“However, once you roll over to a new named account-based pension, you’ve lost grandfathering, and there’s no going back.”
Ms Guest said it’s important to look at the deeming rates and decide if they are going to stay at the current low levels.
“There will be some people that would still have a grandfathered account-based pension that might be under 75, and it has to be also considered if they are looking at recontribution strategies as to whether they move forward from grandfathering to deeming and how that may affect their age pension,” she said.
Although deeming rates are frozen at their current levels through to 30 June 2024, Ms Guest said that with interest rates rising, there is no certainty they will remain low.
“If we assume the government will increase deeming rates, we’re looking at a kind of a worst-case scenario,” she said.
For example, if you consider a client who is a single home owner with $10,000 in household contents and $500,000 in an account-based pension that’s subjected to deeming, what would be the impact of the increase in the deeming rates?
“We’re assuming we’ve moved them from a grandfather account to a deemed one, and right now, deeming rates are low, but if they increase up to between 3 and 5 per cent, would they be impacted then?” she said.
“And interestingly, in that scenario, when the deeming rates shoot up, it does increase their assessable income from $10,122 per annum to $23,872 per annum, so that increase in deeming rates does substantially increase their assessable income.
“However, based on this client scenario, it actually doesn’t change their age pension because they’re still asset tested in this scenario, where they have $500,000 of assets, deeming rates would have to go up quite a bit to impact them.”
Ms Guest said it would have an effect if the client had some other kind of assessable income, such as a defined benefit pension or foreign pension, which could then impact them under the income test.
She said another issue to consider is a reversionary account-based pension.
“If a client has a grandfather account-based pension, and they’ve nominated their spouse’s reversionary beneficiary, as long as the spouse that receives the income stream themselves is on Centrelink, or DBA income support payments, such as the age pension, then that grandfathered account-based pension will continue to be grandfathered, when it reverts to that beneficiary.
“The question becomes whether that is beneficial for that spouse.

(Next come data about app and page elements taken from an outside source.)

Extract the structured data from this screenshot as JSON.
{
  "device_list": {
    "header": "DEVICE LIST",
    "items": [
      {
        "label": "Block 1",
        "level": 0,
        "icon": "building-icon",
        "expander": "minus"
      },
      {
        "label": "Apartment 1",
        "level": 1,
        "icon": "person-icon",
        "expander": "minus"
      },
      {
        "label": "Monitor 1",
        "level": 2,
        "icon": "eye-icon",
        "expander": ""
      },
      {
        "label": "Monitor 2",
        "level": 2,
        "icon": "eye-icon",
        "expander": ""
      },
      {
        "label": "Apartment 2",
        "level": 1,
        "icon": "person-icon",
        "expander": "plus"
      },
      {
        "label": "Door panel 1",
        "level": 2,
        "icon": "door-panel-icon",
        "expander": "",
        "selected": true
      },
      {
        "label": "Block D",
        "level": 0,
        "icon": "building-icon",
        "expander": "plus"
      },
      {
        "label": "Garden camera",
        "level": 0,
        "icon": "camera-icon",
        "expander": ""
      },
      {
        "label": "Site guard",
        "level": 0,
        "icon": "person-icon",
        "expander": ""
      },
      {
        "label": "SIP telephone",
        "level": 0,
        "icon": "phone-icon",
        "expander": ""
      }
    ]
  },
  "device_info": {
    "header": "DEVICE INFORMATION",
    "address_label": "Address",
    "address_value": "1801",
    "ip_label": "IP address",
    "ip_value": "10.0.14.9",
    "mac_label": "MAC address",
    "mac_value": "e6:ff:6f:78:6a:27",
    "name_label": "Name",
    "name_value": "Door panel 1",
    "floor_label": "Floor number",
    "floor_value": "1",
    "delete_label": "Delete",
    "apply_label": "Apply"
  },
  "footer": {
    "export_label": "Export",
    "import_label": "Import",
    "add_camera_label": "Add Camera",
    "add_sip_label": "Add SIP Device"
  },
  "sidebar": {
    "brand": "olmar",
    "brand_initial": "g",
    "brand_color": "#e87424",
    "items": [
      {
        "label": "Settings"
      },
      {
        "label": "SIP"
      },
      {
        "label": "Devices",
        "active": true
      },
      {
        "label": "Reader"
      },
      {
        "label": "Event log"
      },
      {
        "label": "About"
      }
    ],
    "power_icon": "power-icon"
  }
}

Is grandfathering a good thing? Or would deeming be better?
“It is complicated when we have one spouse pass away, because the surviving spouse is then subject to the single-income and asset test thresholds for Centrelink, and it depends on what income and assets are still in that person’s name,” she said.